And in Canada, where the Conservative Party formed minority governments under Stephen Harper following national elections in 2006 and 2008, Harper’s party won a majority in a landslide at a further election earlier this year.

These are just examples; the fact is that FPTP works very well in reflecting the will of the people.

And where minority parliaments occur, so much is vested in the outcome that the combatants tend to take it much, much more seriously.

FPTP allows anyone to be elected to Parliament so long as they do the hard yards and the groundwork to ensure they get the most votes.

And it alleviates the skullduggery that goes along with having to allocate preferences — even if you don’t want to do so.

I like FPTP because, very simply, it means the candidate who is able to rustle up the most votes is elected.

Full stop.

I’ve heard arguments about 8 candidates standing in the same electorate and one of them winning with 13% of the vote; far from that being a bad thing, I’d heartily endorse it.

Because — and this is part of the wider merit of FPTP — every candidate would need to compete for every vote; using the example, if there’s a bruising and brutal eight-horse race and someone comes out on top, they might have actually earned their win.

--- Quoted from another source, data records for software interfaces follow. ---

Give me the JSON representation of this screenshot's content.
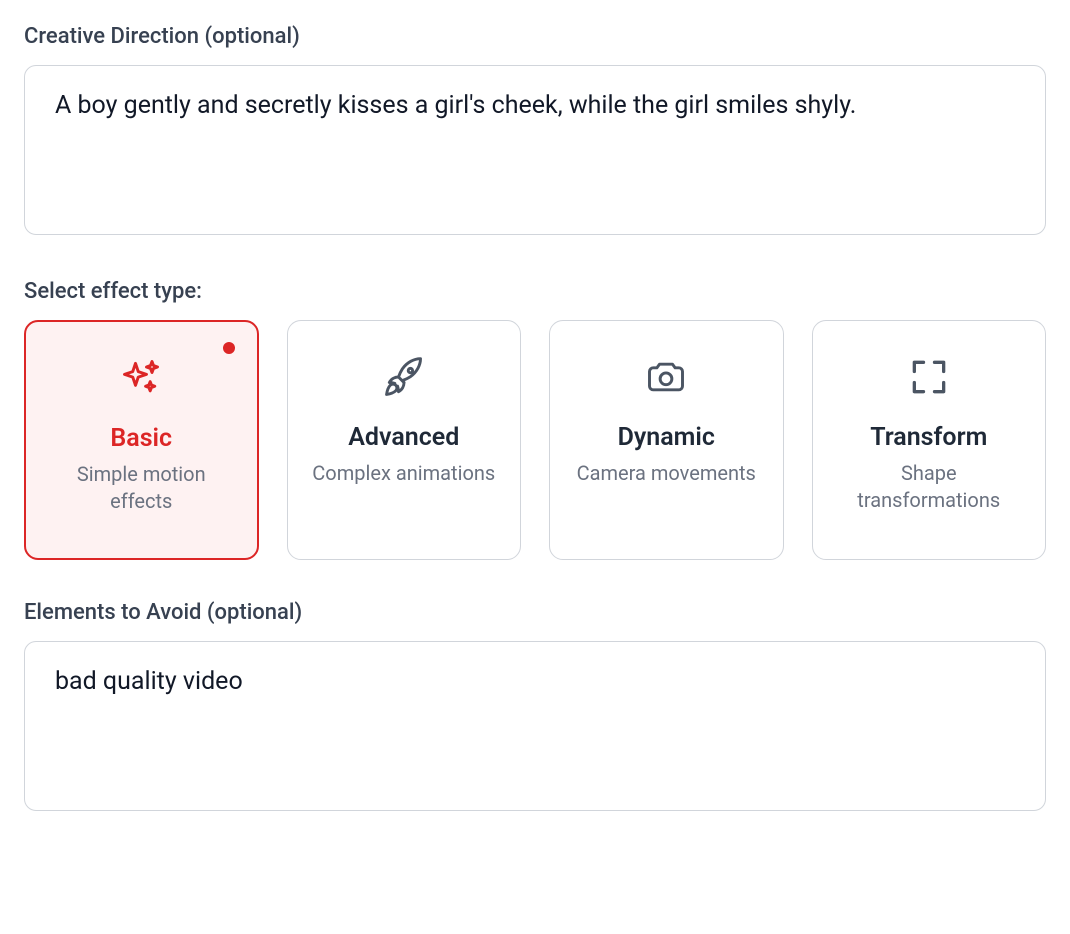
{
  "creative_direction": {
    "label": "Creative Direction (optional)",
    "value": "A boy gently and secretly kisses a girl's cheek, while the girl smiles shyly."
  },
  "effect_type": {
    "label": "Select effect type:",
    "options": [
      {
        "id": "basic",
        "title": "Basic",
        "subtitle": "Simple motion effects",
        "icon": "sparkles-icon",
        "selected": true
      },
      {
        "id": "advanced",
        "title": "Advanced",
        "subtitle": "Complex animations",
        "icon": "rocket-icon",
        "selected": false
      },
      {
        "id": "dynamic",
        "title": "Dynamic",
        "subtitle": "Camera movements",
        "icon": "camera-icon",
        "selected": false
      },
      {
        "id": "transform",
        "title": "Transform",
        "subtitle": "Shape transformations",
        "icon": "expand-icon",
        "selected": false
      }
    ]
  },
  "elements_to_avoid": {
    "label": "Elements to Avoid (optional)",
    "value": "bad quality video"
  }
}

And this holds good in the wider sense too: with none of the Liberals, Nationals, ALP or Greens guaranteed any secondary preference flow to get their candidates elected, the quality of the campaigns fought by these organisations might improve, and voters might actually get something meaningful from their candidates and their parties.

They might even get a reason to vote for them, in these times of public cynicism toward politicians, political parties, and politics in general.

I think it’s time to seriously canvass this change, and in my opinion, get rid of preferential voting forever.

What do you think?